Metro Transit Police Chief Michael A. Taborn, who has been with the agency for 31 years, announced Thursday that he is retiring.

Taborn, 60, has served as chief since 2008, overseeing about 500 officers operating in the District, Maryland and Virginia.

Metro said it will conduct a nationwide search to replace Taborn, who is expected to stay on to help oversee operations on Inauguration Day next month and then step down in the spring.

In an interview, Metro General Manager Richard Sarles said Taborn told him a “couple of years ago that he wanted to retire.” But Sarles said he told him that he’d like him “to stick around.”

On Thursday, Taborn met with Metro board members in executive session and told them about his plans to retire from the post, which pays him $181,280 a year.

Metro Transit Police Chief Michael A. Taborn said Thursday he is retiring after two tours and a total 31 years at the agency. (Larry Levine/WMATA)

During his tenure as police chief, Taborn oversaw the addition of 100 officers to the force and fostered more cooperation with other law enforcement agencies in combating vehicle break-ins in Metro parking lots.

Still, crime in the Metro system ebbs and flows.

Aggravated assaults, burglaries and robberies are up by about 7 percent as of October — the most recent month for which statistics are available — compared with last year, according to Metro. Crime at parking facilities is down 26 percent, compared with the same period last year.

Taborn has a long history with Metro, having worked under every general manager, he said, including the first, Jackson Graham.

He started as an officer, rose through the ranks to become a captain and served for 10 years as the training division commander.

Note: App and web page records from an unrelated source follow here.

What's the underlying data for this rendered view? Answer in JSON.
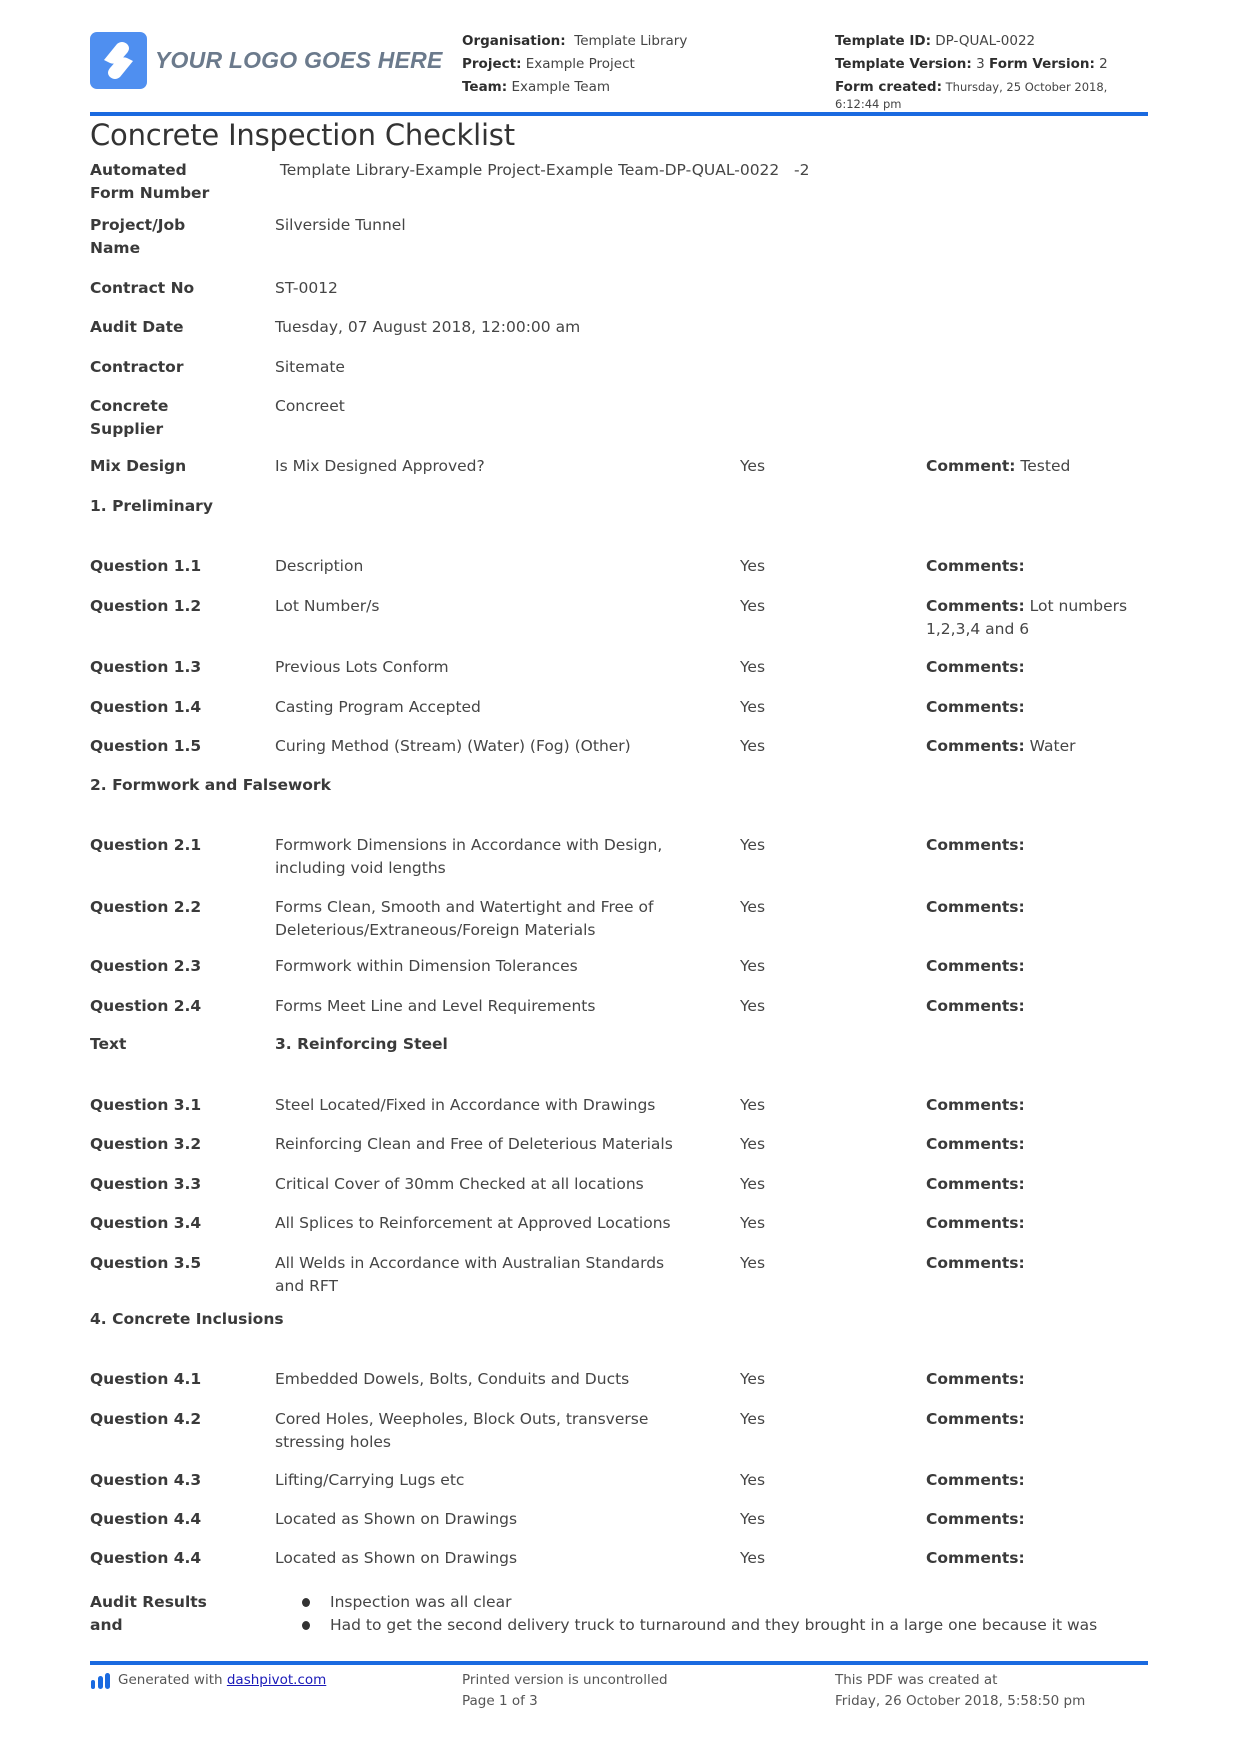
{
  "header": {
    "logo_text": "YOUR LOGO GOES HERE",
    "organisation_label": "Organisation:",
    "organisation_value": "Template Library",
    "project_label": "Project:",
    "project_value": "Example Project",
    "team_label": "Team:",
    "team_value": "Example Team",
    "template_id_label": "Template ID:",
    "template_id_value": "DP-QUAL-0022",
    "template_version_label": "Template Version:",
    "template_version_value": "3",
    "form_version_label": "Form Version:",
    "form_version_value": "2",
    "form_created_label": "Form created:",
    "form_created_value": "Thursday, 25 October 2018, 6:12:44 pm"
  },
  "title": "Concrete Inspection Checklist",
  "fields": [
    {
      "label": "Automated Form Number",
      "value": " Template Library-Example Project-Example Team-DP-QUAL-0022   -2"
    },
    {
      "label": "Project/Job Name",
      "value": "Silverside Tunnel"
    },
    {
      "label": "Contract No",
      "value": "ST-0012"
    },
    {
      "label": "Audit Date",
      "value": "Tuesday, 07 August 2018, 12:00:00 am"
    },
    {
      "label": "Contractor",
      "value": "Sitemate"
    },
    {
      "label": "Concrete Supplier",
      "value": "Concreet"
    }
  ],
  "mix_design": {
    "label": "Mix Design",
    "question": "Is Mix Designed Approved?",
    "answer": "Yes",
    "comment_label": "Comment:",
    "comment": "Tested"
  },
  "sections": [
    {
      "title": "1. Preliminary",
      "prefix": "",
      "questions": [
        {
          "label": "Question 1.1",
          "text": "Description",
          "answer": "Yes",
          "comment_label": "Comments:",
          "comment": ""
        },
        {
          "label": "Question 1.2",
          "text": "Lot Number/s",
          "answer": "Yes",
          "comment_label": "Comments:",
          "comment": "Lot numbers 1,2,3,4 and 6"
        },
        {
          "label": "Question 1.3",
          "text": "Previous Lots Conform",
          "answer": "Yes",
          "comment_label": "Comments:",
          "comment": ""
        },
        {
          "label": "Question 1.4",
          "text": "Casting Program Accepted",
          "answer": "Yes",
          "comment_label": "Comments:",
          "comment": ""
        },
        {
          "label": "Question 1.5",
          "text": "Curing Method (Stream) (Water) (Fog) (Other)",
          "answer": "Yes",
          "comment_label": "Comments:",
          "comment": "Water"
        }
      ]
    },
    {
      "title": "2. Formwork and Falsework",
      "prefix": "",
      "questions": [
        {
          "label": "Question 2.1",
          "text": "Formwork Dimensions in Accordance with Design, including void lengths",
          "answer": "Yes",
          "comment_label": "Comments:",
          "comment": ""
        },
        {
          "label": "Question 2.2",
          "text": "Forms Clean, Smooth and Watertight and Free of Deleterious/Extraneous/Foreign Materials",
          "answer": "Yes",
          "comment_label": "Comments:",
          "comment": ""
        },
        {
          "label": "Question 2.3",
          "text": "Formwork within Dimension Tolerances",
          "answer": "Yes",
          "comment_label": "Comments:",
          "comment": ""
        },
        {
          "label": "Question 2.4",
          "text": "Forms Meet Line and Level Requirements",
          "answer": "Yes",
          "comment_label": "Comments:",
          "comment": ""
        }
      ]
    },
    {
      "title": "3. Reinforcing Steel",
      "prefix": "Text",
      "questions": [
        {
          "label": "Question 3.1",
          "text": "Steel Located/Fixed in Accordance with Drawings",
          "answer": "Yes",
          "comment_label": "Comments:",
          "comment": ""
        },
        {
          "label": "Question 3.2",
          "text": "Reinforcing Clean and Free of Deleterious Materials",
          "answer": "Yes",
          "comment_label": "Comments:",
          "comment": ""
        },
        {
          "label": "Question 3.3",
          "text": "Critical Cover of 30mm Checked at all locations",
          "answer": "Yes",
          "comment_label": "Comments:",
          "comment": ""
        },
        {
          "label": "Question 3.4",
          "text": "All Splices to Reinforcement at Approved Locations",
          "answer": "Yes",
          "comment_label": "Comments:",
          "comment": ""
        },
        {
          "label": "Question 3.5",
          "text": "All Welds in Accordance with Australian Standards and RFT",
          "answer": "Yes",
          "comment_label": "Comments:",
          "comment": ""
        }
      ]
    },
    {
      "title": "4. Concrete Inclusions",
      "prefix": "",
      "questions": [
        {
          "label": "Question 4.1",
          "text": "Embedded Dowels, Bolts, Conduits and Ducts",
          "answer": "Yes",
          "comment_label": "Comments:",
          "comment": ""
        },
        {
          "label": "Question 4.2",
          "text": "Cored Holes, Weepholes, Block Outs, transverse stressing holes",
          "answer": "Yes",
          "comment_label": "Comments:",
          "comment": ""
        },
        {
          "label": "Question 4.3",
          "text": "Lifting/Carrying Lugs etc",
          "answer": "Yes",
          "comment_label": "Comments:",
          "comment": ""
        },
        {
          "label": "Question 4.4",
          "text": "Located as Shown on Drawings",
          "answer": "Yes",
          "comment_label": "Comments:",
          "comment": ""
        },
        {
          "label": "Question 4.4",
          "text": "Located as Shown on Drawings",
          "answer": "Yes",
          "comment_label": "Comments:",
          "comment": ""
        }
      ]
    }
  ],
  "audit_results": {
    "label": "Audit Results and",
    "items": [
      "Inspection was all clear",
      "Had to get the second delivery truck to turnaround and they brought in a large one because it was"
    ]
  },
  "footer": {
    "generated_text": "Generated with",
    "generated_link": "dashpivot.com",
    "uncontrolled": "Printed version is uncontrolled",
    "page": "Page 1 of 3",
    "pdf_created_label": "This PDF was created at",
    "pdf_created_value": "Friday, 26 October 2018, 5:58:50 pm"
  },
  "colors": {
    "accent": "#1a6ae0",
    "logo": "#4f8ff0"
  }
}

He resigned in 2002 to work for the Federal Transit Administration. At the FTA, he served as the director of the Office of Transit Safety and Security before returning to Metro in 2008 as chief.

Taborn said he had planned to stay in the chief’s job for five years and intends to do consulting work after leaving the agency.

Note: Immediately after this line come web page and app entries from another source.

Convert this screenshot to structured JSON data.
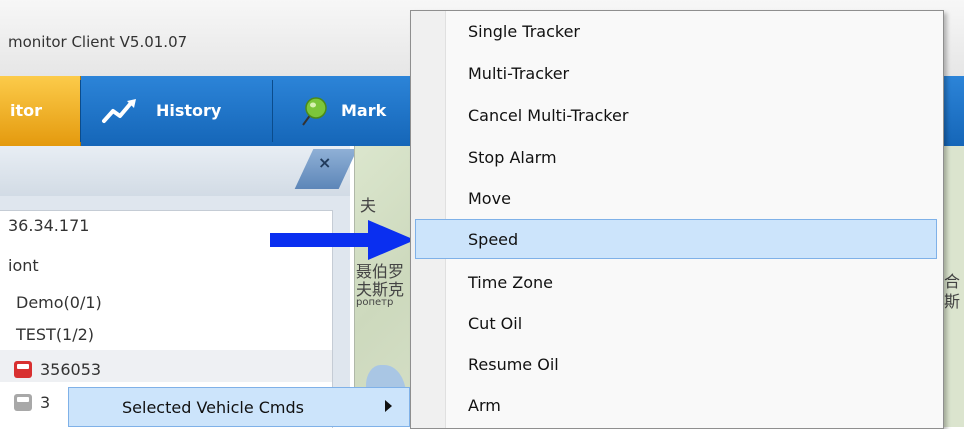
{
  "window": {
    "title": "monitor Client V5.01.07"
  },
  "nav": {
    "monitor_label": "itor",
    "history_label": "History",
    "marker_label": "Mark"
  },
  "panel": {
    "close_glyph": "×"
  },
  "tree": {
    "rows": [
      "36.34.171",
      "iont",
      "Demo(0/1)",
      "TEST(1/2)",
      "356053",
      "3"
    ]
  },
  "map": {
    "labels": [
      "夫",
      "聂伯罗",
      "夫斯克",
      "ропетр",
      "合",
      "斯"
    ]
  },
  "context_menu": {
    "items": [
      "Single Tracker",
      "Multi-Tracker",
      "Cancel Multi-Tracker",
      "Stop Alarm",
      "Move",
      "Speed",
      "Time Zone",
      "Cut Oil",
      " Resume Oil",
      "Arm"
    ],
    "highlighted": "Speed"
  },
  "submenu_trigger": {
    "label": "Selected Vehicle Cmds"
  },
  "colors": {
    "nav_blue": "#1a6fc4",
    "nav_active": "#f0a81c",
    "highlight": "#cce4fb",
    "arrow": "#0a2ff0"
  }
}
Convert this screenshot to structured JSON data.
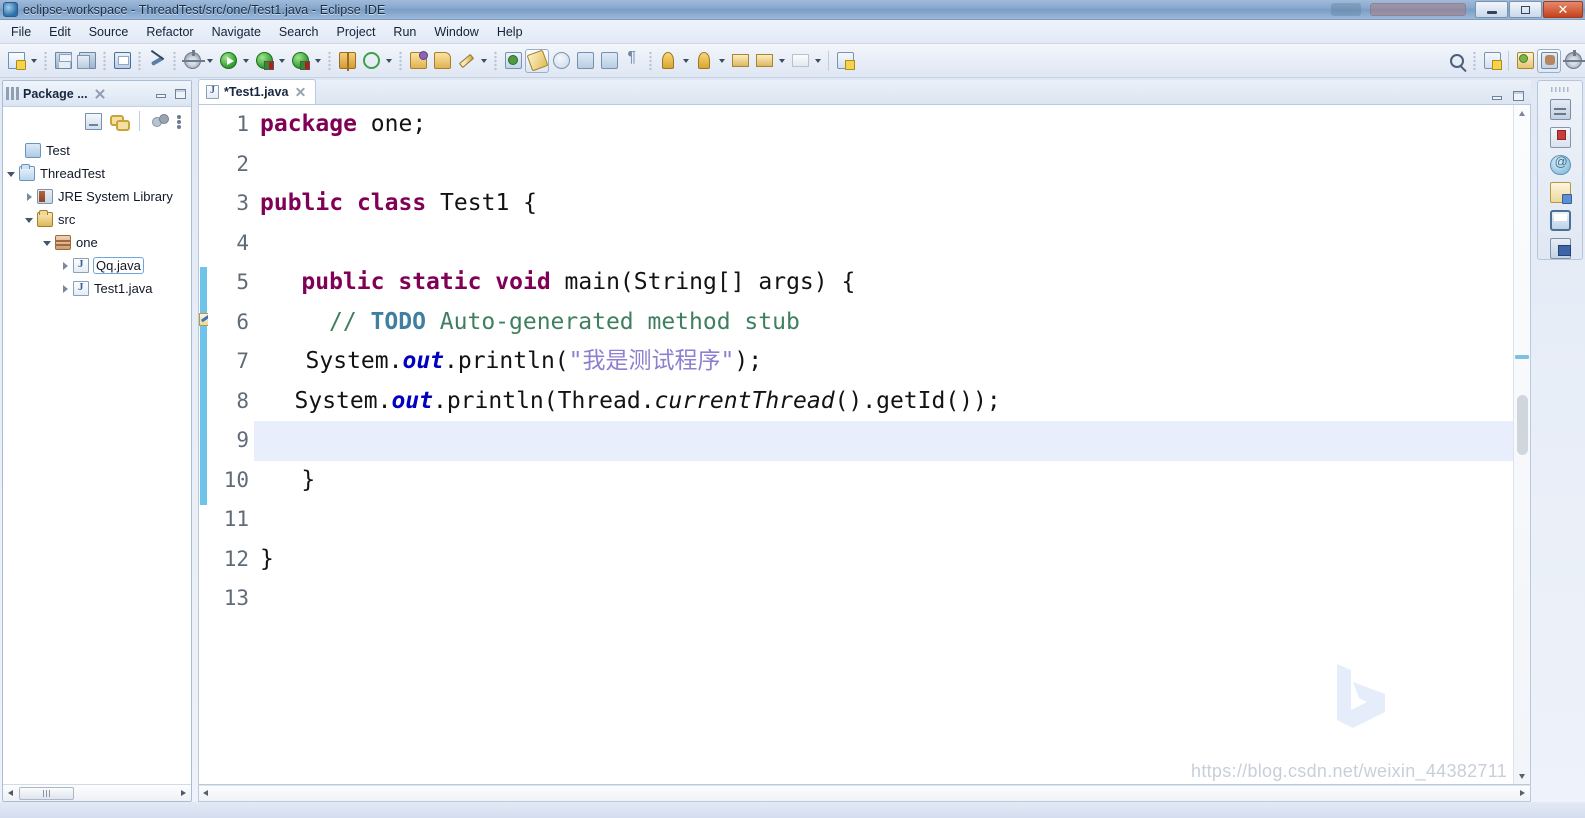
{
  "window": {
    "title": "eclipse-workspace - ThreadTest/src/one/Test1.java - Eclipse IDE",
    "app_icon": "eclipse-icon",
    "minimize_label": "",
    "maximize_label": "",
    "close_label": "✕"
  },
  "menubar": {
    "items": [
      {
        "label": "File",
        "name": "menu-file"
      },
      {
        "label": "Edit",
        "name": "menu-edit"
      },
      {
        "label": "Source",
        "name": "menu-source"
      },
      {
        "label": "Refactor",
        "name": "menu-refactor"
      },
      {
        "label": "Navigate",
        "name": "menu-navigate"
      },
      {
        "label": "Search",
        "name": "menu-search"
      },
      {
        "label": "Project",
        "name": "menu-project"
      },
      {
        "label": "Run",
        "name": "menu-run"
      },
      {
        "label": "Window",
        "name": "menu-window"
      },
      {
        "label": "Help",
        "name": "menu-help"
      }
    ]
  },
  "toolbar": {
    "icons": [
      "new-file-icon",
      "save-icon",
      "save-all-icon",
      "print-icon",
      "skip-all-breakpoints-icon",
      "debug-icon",
      "run-icon",
      "run-as-icon",
      "debug-as-icon",
      "external-tools-icon",
      "refresh-icon",
      "open-resource-icon",
      "new-package-icon",
      "new-java-project-icon",
      "new-class-icon",
      "edit-icon",
      "open-type-icon",
      "toggle-markoccurrences-icon",
      "link-icon",
      "next-annotation-icon",
      "previous-annotation-icon",
      "last-edit-location-icon",
      "back-icon",
      "forward-icon",
      "open-perspective-icon",
      "search-icon",
      "new-window-icon",
      "perspective-java-icon",
      "perspective-debug-icon",
      "perspective-extra-icon"
    ]
  },
  "explorer": {
    "tab_label": "Package ...",
    "tab_icon": "package-explorer-icon",
    "close_icon": "close-icon",
    "minimize_icon": "minimize-icon",
    "maximize_icon": "maximize-icon",
    "tools": [
      "collapse-all-icon",
      "link-with-editor-icon",
      "focus-on-active-task-icon",
      "view-menu-icon"
    ],
    "tree": [
      {
        "label": "Test",
        "icon": "project-closed-icon",
        "indent": 0,
        "twisty": "none",
        "selected": false
      },
      {
        "label": "ThreadTest",
        "icon": "project-open-icon",
        "indent": 0,
        "twisty": "open",
        "selected": false
      },
      {
        "label": "JRE System Library",
        "icon": "library-icon",
        "indent": 1,
        "twisty": "closed",
        "selected": false
      },
      {
        "label": "src",
        "icon": "source-folder-icon",
        "indent": 1,
        "twisty": "open",
        "selected": false
      },
      {
        "label": "one",
        "icon": "package-icon",
        "indent": 2,
        "twisty": "open",
        "selected": false
      },
      {
        "label": "Qq.java",
        "icon": "java-file-icon",
        "indent": 3,
        "twisty": "closed",
        "selected": true
      },
      {
        "label": "Test1.java",
        "icon": "java-file-icon",
        "indent": 3,
        "twisty": "closed",
        "selected": false
      }
    ],
    "scroll_left_icon": "scroll-left-icon",
    "scroll_right_icon": "scroll-right-icon"
  },
  "editor": {
    "tab_label": "*Test1.java",
    "tab_icon": "java-file-icon",
    "tab_close_icon": "close-icon",
    "minimize_icon": "minimize-icon",
    "maximize_icon": "maximize-icon",
    "current_line": 9,
    "line_numbers": [
      "1",
      "2",
      "3",
      "4",
      "5",
      "6",
      "7",
      "8",
      "9",
      "10",
      "11",
      "12",
      "13"
    ],
    "fold_marker_line": 5,
    "lines": [
      {
        "n": "1",
        "indent": 0,
        "tokens": [
          {
            "t": "package",
            "c": "kw"
          },
          {
            "t": " one;",
            "c": ""
          }
        ]
      },
      {
        "n": "2",
        "indent": 0,
        "tokens": []
      },
      {
        "n": "3",
        "indent": 0,
        "tokens": [
          {
            "t": "public",
            "c": "kw"
          },
          {
            "t": " ",
            "c": ""
          },
          {
            "t": "class",
            "c": "kw"
          },
          {
            "t": " Test1 {",
            "c": ""
          }
        ]
      },
      {
        "n": "4",
        "indent": 0,
        "tokens": []
      },
      {
        "n": "5",
        "indent": 3,
        "tokens": [
          {
            "t": "public",
            "c": "kw"
          },
          {
            "t": " ",
            "c": ""
          },
          {
            "t": "static",
            "c": "kw"
          },
          {
            "t": " ",
            "c": ""
          },
          {
            "t": "void",
            "c": "kw"
          },
          {
            "t": " main(String[] args) {",
            "c": ""
          }
        ]
      },
      {
        "n": "6",
        "indent": 5,
        "tokens": [
          {
            "t": "// ",
            "c": "cmt"
          },
          {
            "t": "TODO",
            "c": "task"
          },
          {
            "t": " Auto-generated method stub",
            "c": "cmt"
          }
        ]
      },
      {
        "n": "7",
        "indent": 3.3,
        "tokens": [
          {
            "t": "System.",
            "c": ""
          },
          {
            "t": "out",
            "c": "sfld"
          },
          {
            "t": ".println(",
            "c": ""
          },
          {
            "t": "\"我是测试程序\"",
            "c": "str"
          },
          {
            "t": ");",
            "c": ""
          }
        ]
      },
      {
        "n": "8",
        "indent": 2.5,
        "tokens": [
          {
            "t": "System.",
            "c": ""
          },
          {
            "t": "out",
            "c": "sfld"
          },
          {
            "t": ".println(Thread.",
            "c": ""
          },
          {
            "t": "currentThread",
            "c": "smth"
          },
          {
            "t": "().getId());",
            "c": ""
          }
        ]
      },
      {
        "n": "9",
        "indent": 0,
        "tokens": []
      },
      {
        "n": "10",
        "indent": 3,
        "tokens": [
          {
            "t": "}",
            "c": ""
          }
        ]
      },
      {
        "n": "11",
        "indent": 0,
        "tokens": []
      },
      {
        "n": "12",
        "indent": 0,
        "tokens": [
          {
            "t": "}",
            "c": ""
          }
        ]
      },
      {
        "n": "13",
        "indent": 0,
        "tokens": []
      }
    ],
    "scroll_up_icon": "scroll-up-icon",
    "scroll_down_icon": "scroll-down-icon",
    "scroll_left_icon": "scroll-left-icon",
    "scroll_right_icon": "scroll-right-icon"
  },
  "right_rail": {
    "icons": [
      "outline-view-icon",
      "task-list-icon",
      "javadoc-view-icon",
      "declaration-view-icon",
      "console-view-icon",
      "servers-view-icon"
    ]
  },
  "watermark": {
    "text": "https://blog.csdn.net/weixin_44382711"
  },
  "colors": {
    "keyword": "#7f0055",
    "comment": "#3f7f5f",
    "task_tag": "#3f7f9f",
    "string": "#8f7fd0",
    "static_field": "#0000c0",
    "current_line_bg": "#e8eefb",
    "change_bar": "#6ec4e8",
    "titlebar": "#86a7cc",
    "close_button": "#c6421f"
  }
}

“It is time to turn another page in my life and slow down a little bit,” he said in an interview. “And not be wedded to a BlackBerry 24-7.”

Taborn’s tenure was marked by criticism from some quarters.

Some riders and bus operators have complained that he has not put enough officers on trains and buses, even as misbehavior and violence plague some bus routes.

Taborn’s officers also have had concerns.

Last year, he received a vote of “no confidence” from the union that represents Metro’s transit officers. It said the department had not fixed a faulty police radio system. Metro said it has since put in new equipment that should alleviate the problem of radios not working in some tunnels and certain parts of the system.

Taborn defended himself by saying that the union didn’t “offer up anything” on what its complaints were. “I haven’t heard anything of what their issues were,” he said. “It was publicized but not identified as to the causes of their concerns.”

He said he has an open-door policy and meets daily with the staff members who report directly to him and two to three times a year with rank-and-file officers and detectives.

In a recent survey by the International Association of Chiefs of Police, officers under Taborn said he has run a department that they said was too top-heavy and not prepared enough for possible terrorist attacks.